13.0 percent in 2003 to 13.3 percent in 2004).
- The Midwest had the lowest uninsured rate in 2004 (at 11.9
percent), followed by the Northeast (13.2 percent), the West
(17.4 percent) and the South (18.3 percent).
American Community Survey
The national findings regarding median income and poverty rate
are consistent between the CPS and the ACS. When examining localities
of 250,000 or more residents, the 2004 American Community Survey
shows the following results concerning income, poverty and earnings:
- For counties of 250,000 or more people in 2004, median household
income ranged from $88,133 in Fairfax County, Va., to $24,778
in Hidalgo County, Texas. For cities of similar size, median
household incomes ranged from $71,765 in San Jose, Calif.,
to $24,031 in Miami, Fla.
- Among the 37 counties with populations of 1 million or more
in 2004, 32 experienced no statistically significant change
in median household income from 2003 to 2004. Three counties
(King, Wash.; Palm Beach, Fla.; and Philadelphia, Pa.) experienced
declines; two counties (Fairfax, Va.; and Orange, Calif.)
- Among counties with 250,000 or more people in 2004, poverty
rates ranged from 2.6 percent in Johnson, Kan., to 43.6 percent
in Hidalgo, Texas. Among places of a similar size, the poverty
rates ranged from 7.4 percent for Anchorage, Alaska, to 33.6
percent for Detroit.
- Among the 37 counties with 1 million or more people in 2004,
seven experienced changes in their poverty rates between 2003
and 2004. Of those seven, Broward, Fla., and Oakland, Mich.,

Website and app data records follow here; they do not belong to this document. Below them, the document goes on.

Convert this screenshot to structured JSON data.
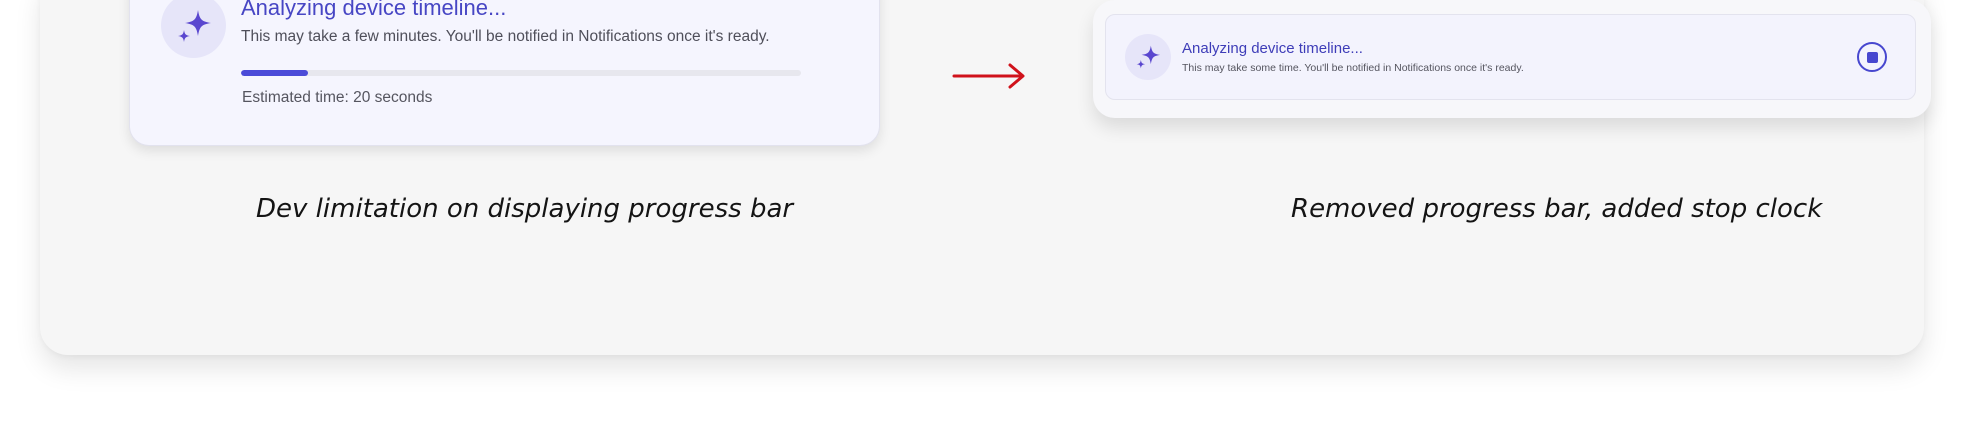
{
  "before": {
    "title": "Analyzing device timeline...",
    "subtitle": "This may take a few minutes. You'll be notified in Notifications once it's ready.",
    "progress_fraction": 0.12,
    "estimate": "Estimated time: 20 seconds",
    "icon": "sparkle-icon",
    "caption": "Dev limitation on displaying progress bar"
  },
  "transition": {
    "icon": "arrow-right-icon",
    "color": "#d0121b"
  },
  "after": {
    "title": "Analyzing device timeline...",
    "subtitle": "This may take some time. You'll be notified in Notifications once it's ready.",
    "icon": "sparkle-icon",
    "stop_icon": "stop-icon",
    "caption": "Removed progress bar, added stop clock"
  },
  "colors": {
    "accent": "#4b4bd8",
    "sparkle": "#5a47cf",
    "badge_bg": "#e6e5f9"
  }
}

showed decreases, while Allegheny, Pa., Bronx, N.Y.; King,
Wash.; Nassau, N.Y.; and Wayne, Mich., had increases. Among
the nine cities of this size, New York, N.Y., saw its poverty
rate rise, while poverty in the other places remained unchanged.
- Connecticut, Maryland, Massachusetts, New Jersey and the
District of Columbia had among the highest median earnings
for both men and women who worked full-time, year-round.
- In each of the 50 states and the District of Columbia, women’s
earnings were less than men’s in 2004. The District
of Columbia was the area with the greatest parity between
men’s and women’s earnings. There, women earned
91 cents for every dollar that men earned.
Earnings by Industry
- Among the 20 major industry sectors, men earned the most
in 2004 in the management of companies and enterprises sector
($77,754). For women, there were five sectors where median
earnings were about $40,000 or more: management of companies
and enterprises ($41,608); mining ($41,516); professional,
scientific and technical services ($41,398); utilities ($40,981);
and information ($40,447).
- In each of the major industry sectors, men earned more than
women. The sectors where the earnings gap between men and
women was the largest were management of companies and enterprises,
where women earned 54 cents for every dollar that men earned;
finance and insurance (57 cents); and professional, scientific
and technical services (60 cents).
Earnings by Occupation
- Among the 22 major occupational groups, men earned the most
in legal occupations, such as lawyers, judges and law clerks
(more than $100,000). Among women, those in computer and mathematical
occupations had the highest median earnings ($56,585).
- Among the major occupational groups, women’s earnings
as a percentage of men’s earnings were about 90 percent
or higher for the following groups: installation, maintenance
and repair; community and social services; construction and
extraction; and healthcare support. In contrast, women’s
earnings as a percentage of men’s earnings were about
65 percent or less for legal occupations, sales and related
occupations and healthcare practitioner and technical occupations.
Estimates from the CPS ASEC may not match
the estimates from the ACS because of differences in the questionnaires,
data collection methodology, reference period, processing procedures,
etc. Both are surveys and are subject to sampling and nonsampling
errors. All comparisons made in the report have been tested and
found to be statistically significant at the 90-percent confidence
level, unless otherwise noted.
For additional information on the CPS
data, visit <http://www.census.gov/hhes/www/income/p60_229sa.pdf>.
For additional information on ACS data, visit <http://www.census.gov/acs/www/UseData/Accuracy/Accuracy1.htm>.